$ host cache-myapp
cache-myapp is an alias for app-x.z7iqq9.cfg.use1.cache.amazonaws.com.
app-x.z7iqq9.cfg.use1.cache.amazonaws.com has address 192.0.2.1
Now we can just hardcode the service endpoint in our software (or it’s configuration), for example like this:
$client = new Memcached();
No need for configuration management like Puppet or Chef , no need for Service Discovery (Consul etc)., and no need for glue software (e.g. confd). The contract between the service consumer and announcer is
the service name.
Hint: We could theoretically add even more granularity by creating a VPC for every (application-env)-tuple we have. This would eventually lead to a scheme where the app would only need to lookup

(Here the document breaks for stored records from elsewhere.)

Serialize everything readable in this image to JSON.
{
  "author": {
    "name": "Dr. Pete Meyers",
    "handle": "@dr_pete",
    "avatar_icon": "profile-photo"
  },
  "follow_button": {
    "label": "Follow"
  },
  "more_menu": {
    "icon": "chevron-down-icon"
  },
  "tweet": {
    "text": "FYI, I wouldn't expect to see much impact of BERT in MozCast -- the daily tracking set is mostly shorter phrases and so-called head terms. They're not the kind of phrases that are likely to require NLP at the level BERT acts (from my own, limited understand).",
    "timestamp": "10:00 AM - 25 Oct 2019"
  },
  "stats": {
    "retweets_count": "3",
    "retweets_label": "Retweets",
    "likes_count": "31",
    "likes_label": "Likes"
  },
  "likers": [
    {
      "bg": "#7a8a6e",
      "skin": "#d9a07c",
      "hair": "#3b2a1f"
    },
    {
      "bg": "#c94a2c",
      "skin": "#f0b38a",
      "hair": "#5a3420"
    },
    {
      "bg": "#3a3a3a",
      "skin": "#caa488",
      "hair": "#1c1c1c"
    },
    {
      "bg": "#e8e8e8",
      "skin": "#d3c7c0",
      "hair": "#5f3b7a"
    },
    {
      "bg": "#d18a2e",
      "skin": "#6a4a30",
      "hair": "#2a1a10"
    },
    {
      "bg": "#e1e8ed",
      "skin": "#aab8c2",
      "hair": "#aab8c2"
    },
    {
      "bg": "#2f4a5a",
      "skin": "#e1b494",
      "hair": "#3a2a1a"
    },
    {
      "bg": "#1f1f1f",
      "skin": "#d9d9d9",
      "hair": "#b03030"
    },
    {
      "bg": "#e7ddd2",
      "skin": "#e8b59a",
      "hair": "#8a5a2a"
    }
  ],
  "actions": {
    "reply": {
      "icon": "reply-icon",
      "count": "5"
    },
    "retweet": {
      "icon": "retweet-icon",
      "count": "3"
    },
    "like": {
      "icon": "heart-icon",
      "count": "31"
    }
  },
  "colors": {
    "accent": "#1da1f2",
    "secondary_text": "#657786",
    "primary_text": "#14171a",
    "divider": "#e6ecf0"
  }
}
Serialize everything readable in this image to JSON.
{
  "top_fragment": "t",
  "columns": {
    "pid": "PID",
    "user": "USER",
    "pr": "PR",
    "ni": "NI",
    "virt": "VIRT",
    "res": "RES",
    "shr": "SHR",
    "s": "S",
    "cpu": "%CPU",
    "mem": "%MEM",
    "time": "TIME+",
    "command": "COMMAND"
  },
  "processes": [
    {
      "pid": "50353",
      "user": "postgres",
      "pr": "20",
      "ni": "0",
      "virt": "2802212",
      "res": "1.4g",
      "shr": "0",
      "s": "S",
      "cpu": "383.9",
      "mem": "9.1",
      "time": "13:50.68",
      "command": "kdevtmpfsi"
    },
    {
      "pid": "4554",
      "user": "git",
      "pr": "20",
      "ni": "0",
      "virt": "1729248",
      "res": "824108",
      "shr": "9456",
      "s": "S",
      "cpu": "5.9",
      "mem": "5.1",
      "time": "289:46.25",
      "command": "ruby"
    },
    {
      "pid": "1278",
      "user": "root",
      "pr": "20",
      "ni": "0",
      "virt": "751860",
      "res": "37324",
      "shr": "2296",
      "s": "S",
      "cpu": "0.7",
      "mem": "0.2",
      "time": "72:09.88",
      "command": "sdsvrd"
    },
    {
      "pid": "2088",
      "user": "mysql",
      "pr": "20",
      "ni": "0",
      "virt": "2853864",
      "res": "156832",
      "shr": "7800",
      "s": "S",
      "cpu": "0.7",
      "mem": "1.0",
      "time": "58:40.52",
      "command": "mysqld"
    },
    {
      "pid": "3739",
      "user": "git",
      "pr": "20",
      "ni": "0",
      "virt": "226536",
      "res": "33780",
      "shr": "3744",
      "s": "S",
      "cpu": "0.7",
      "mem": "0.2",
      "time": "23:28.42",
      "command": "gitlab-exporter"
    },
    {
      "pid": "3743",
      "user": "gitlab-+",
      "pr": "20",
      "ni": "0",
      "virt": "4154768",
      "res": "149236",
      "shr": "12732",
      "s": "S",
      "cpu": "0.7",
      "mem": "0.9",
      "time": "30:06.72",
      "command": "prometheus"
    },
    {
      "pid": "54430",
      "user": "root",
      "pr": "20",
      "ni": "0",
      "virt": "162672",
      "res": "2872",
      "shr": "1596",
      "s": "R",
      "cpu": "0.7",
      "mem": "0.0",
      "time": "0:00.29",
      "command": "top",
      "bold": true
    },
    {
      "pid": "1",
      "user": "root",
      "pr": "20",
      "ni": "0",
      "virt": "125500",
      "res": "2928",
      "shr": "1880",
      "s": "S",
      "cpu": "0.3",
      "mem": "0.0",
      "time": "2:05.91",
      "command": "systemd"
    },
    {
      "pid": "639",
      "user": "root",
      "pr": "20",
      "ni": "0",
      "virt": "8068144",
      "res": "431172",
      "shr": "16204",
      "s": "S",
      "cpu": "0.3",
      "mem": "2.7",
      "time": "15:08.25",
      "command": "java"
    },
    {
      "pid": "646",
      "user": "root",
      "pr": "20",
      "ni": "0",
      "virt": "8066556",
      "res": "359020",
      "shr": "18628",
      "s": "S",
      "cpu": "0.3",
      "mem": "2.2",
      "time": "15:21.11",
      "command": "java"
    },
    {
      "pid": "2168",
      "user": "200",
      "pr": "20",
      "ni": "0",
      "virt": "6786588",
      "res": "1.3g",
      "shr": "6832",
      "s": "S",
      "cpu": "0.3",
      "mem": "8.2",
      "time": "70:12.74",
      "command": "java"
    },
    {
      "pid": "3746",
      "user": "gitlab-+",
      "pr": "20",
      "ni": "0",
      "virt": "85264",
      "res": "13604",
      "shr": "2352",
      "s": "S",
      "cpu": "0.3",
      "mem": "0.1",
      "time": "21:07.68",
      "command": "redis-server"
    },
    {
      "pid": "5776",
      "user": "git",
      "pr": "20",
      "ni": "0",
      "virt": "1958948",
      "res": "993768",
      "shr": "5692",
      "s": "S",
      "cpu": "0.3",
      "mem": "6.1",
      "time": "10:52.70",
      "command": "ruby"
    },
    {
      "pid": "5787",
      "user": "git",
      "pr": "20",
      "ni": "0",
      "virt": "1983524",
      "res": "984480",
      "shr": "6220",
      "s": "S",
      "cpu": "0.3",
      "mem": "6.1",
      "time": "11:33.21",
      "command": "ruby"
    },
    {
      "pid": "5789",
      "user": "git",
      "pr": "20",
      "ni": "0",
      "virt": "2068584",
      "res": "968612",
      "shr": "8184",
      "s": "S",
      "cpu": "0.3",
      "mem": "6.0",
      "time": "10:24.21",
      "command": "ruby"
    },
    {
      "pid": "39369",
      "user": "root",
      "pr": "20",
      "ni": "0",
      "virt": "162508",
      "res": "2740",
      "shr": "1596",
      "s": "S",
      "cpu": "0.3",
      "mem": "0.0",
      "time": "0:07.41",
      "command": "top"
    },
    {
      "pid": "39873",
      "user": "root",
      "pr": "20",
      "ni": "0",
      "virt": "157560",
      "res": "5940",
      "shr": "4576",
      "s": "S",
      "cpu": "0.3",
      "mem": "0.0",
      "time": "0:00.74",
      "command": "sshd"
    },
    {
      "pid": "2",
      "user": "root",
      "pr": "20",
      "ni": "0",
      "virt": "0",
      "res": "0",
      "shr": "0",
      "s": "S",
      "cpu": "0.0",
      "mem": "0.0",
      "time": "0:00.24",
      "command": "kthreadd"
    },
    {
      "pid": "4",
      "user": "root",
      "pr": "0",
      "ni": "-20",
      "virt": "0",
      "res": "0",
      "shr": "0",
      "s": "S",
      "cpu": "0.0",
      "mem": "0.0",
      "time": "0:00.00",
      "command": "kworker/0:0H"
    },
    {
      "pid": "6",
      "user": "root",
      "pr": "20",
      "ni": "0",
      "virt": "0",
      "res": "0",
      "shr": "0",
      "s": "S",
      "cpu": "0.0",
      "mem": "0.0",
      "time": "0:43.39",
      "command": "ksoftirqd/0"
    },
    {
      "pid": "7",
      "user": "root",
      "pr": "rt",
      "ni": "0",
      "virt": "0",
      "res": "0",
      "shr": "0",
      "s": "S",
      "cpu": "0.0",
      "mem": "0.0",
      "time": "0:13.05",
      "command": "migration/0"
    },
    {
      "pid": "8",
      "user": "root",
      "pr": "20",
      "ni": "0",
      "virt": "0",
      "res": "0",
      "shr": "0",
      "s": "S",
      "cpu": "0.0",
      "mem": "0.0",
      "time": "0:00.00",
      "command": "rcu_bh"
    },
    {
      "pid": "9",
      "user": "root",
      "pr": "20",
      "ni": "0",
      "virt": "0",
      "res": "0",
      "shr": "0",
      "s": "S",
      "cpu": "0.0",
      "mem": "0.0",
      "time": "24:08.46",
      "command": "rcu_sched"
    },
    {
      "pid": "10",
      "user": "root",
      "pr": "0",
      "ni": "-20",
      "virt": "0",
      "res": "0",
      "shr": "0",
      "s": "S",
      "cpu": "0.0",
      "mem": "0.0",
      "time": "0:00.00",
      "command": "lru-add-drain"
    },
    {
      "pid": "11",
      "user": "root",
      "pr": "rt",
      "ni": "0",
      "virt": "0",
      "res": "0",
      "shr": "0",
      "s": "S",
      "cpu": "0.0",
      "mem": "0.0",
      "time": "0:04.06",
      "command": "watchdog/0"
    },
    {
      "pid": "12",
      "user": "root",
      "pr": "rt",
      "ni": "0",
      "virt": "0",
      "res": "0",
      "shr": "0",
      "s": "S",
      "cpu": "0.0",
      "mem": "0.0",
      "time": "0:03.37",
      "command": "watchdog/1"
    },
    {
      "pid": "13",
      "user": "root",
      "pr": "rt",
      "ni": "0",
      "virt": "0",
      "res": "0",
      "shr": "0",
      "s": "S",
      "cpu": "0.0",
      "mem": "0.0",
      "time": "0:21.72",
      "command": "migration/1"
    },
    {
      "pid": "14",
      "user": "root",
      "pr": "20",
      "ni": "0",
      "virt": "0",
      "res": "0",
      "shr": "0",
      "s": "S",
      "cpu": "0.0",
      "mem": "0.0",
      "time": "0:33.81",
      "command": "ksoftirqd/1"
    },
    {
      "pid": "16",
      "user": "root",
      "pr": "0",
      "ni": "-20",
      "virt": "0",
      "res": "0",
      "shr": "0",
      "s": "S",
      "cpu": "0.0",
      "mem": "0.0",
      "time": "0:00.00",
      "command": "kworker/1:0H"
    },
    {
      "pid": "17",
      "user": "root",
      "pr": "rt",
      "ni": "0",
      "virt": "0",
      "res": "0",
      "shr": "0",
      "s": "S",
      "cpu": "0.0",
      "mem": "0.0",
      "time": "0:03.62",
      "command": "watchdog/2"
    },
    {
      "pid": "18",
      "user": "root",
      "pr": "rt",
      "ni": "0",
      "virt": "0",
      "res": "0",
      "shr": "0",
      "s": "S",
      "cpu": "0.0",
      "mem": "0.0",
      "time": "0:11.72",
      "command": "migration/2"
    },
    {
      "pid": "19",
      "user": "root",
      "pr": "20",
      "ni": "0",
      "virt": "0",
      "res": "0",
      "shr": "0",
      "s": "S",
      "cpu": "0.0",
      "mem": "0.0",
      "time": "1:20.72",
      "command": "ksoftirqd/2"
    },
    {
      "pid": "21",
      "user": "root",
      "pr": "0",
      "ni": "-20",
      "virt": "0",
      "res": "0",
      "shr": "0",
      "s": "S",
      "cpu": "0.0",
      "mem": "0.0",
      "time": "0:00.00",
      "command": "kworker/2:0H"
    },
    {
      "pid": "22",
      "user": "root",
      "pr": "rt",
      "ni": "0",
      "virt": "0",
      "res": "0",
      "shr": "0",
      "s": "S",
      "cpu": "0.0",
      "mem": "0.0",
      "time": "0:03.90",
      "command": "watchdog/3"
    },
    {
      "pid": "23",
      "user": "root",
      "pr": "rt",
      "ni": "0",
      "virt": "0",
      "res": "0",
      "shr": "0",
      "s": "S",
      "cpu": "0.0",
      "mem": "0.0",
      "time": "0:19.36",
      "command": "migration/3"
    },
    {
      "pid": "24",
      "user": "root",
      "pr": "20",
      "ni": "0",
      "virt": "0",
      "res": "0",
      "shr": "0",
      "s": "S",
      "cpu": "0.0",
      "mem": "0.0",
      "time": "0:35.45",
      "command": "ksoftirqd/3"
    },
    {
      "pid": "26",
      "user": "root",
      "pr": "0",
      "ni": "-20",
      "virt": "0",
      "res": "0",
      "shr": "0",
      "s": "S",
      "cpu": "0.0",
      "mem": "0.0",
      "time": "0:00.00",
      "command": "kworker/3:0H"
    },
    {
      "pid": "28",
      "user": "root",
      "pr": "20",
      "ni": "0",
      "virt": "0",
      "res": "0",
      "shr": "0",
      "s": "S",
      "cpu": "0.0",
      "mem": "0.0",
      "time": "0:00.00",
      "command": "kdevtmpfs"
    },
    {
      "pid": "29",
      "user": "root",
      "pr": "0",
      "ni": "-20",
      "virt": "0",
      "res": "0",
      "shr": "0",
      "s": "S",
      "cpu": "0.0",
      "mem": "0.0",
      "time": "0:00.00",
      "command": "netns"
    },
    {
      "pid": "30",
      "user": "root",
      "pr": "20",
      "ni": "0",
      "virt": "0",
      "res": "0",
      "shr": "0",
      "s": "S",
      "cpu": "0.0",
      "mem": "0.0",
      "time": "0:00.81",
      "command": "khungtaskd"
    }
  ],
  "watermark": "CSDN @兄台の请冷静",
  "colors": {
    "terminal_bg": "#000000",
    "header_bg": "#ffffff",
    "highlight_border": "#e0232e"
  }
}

service-y, so even the name of the app could be omitted in the ‘search query’. But the VPC networking overhead might not be worth it. You have to decide which trade-off to make.
Warning 1: Route53 propagation times
During my research I found out that it takes approximately 40 seconds for Route53 to propagate changes. So if you rely on real-time changes, you should rather look into more sophisticated approaches like Consul, Etcd, SkyDNS etc. I guess AWS will improve propagation delays over time.
Another issue is the default SOA TTL set by AWS, it’s 900 seconds by default which actually is the negative cache TTL. That means once you requested a record which is currently not propagated, you have to wait 15 minutes until the
negative cache expires. I would recommend to set it to a low value like 10-60 seconds.
Warning 2: DNS and Networking
“Everything is a Freaking DNS problem” —Kris Buytaert
DNS is a network protocol and as result is constrained by the fallacies of distributed computing. DNS queries are usually not cached on Linux distros by default, but luckily there are caching solutions available. We are currently using nscd, but there is at least dnsmasq. I would recommend to install one of those to make your system more resilient in case of networking or DNS problems.
Service Discovery can be made arbitrarily complex, but it can also be kept simple using the building blocks AWS is giving us. The demonstrated pattern can be used for almost everything which just connects to an endpoint.
I am planning to write follow up blog posts for more sophisticated service discovery with SRV records, and also how to use TXT records for storing configuration/credentials, and even feature-ramp-ups within the PHZ. Stay tuned!
The basic idea of doing discovery by just resolving bare hostnames was initially brought to me by my fellow co-worker Ingo Oeser who successfully used this kind of discovery at his former employer.
He pointed out that those setups included DNSSEC as well in order to prevent DHCP and/or DNS spoofing. We currently don’t consider this a problem in an AWS VPC.
1It looks like HashiCorp can integrate IaaS components with their Autodiscovery by using their pay product ‘Atlas” as a bridge between TerraForm and Consul but I didn’t validate this hypothesis.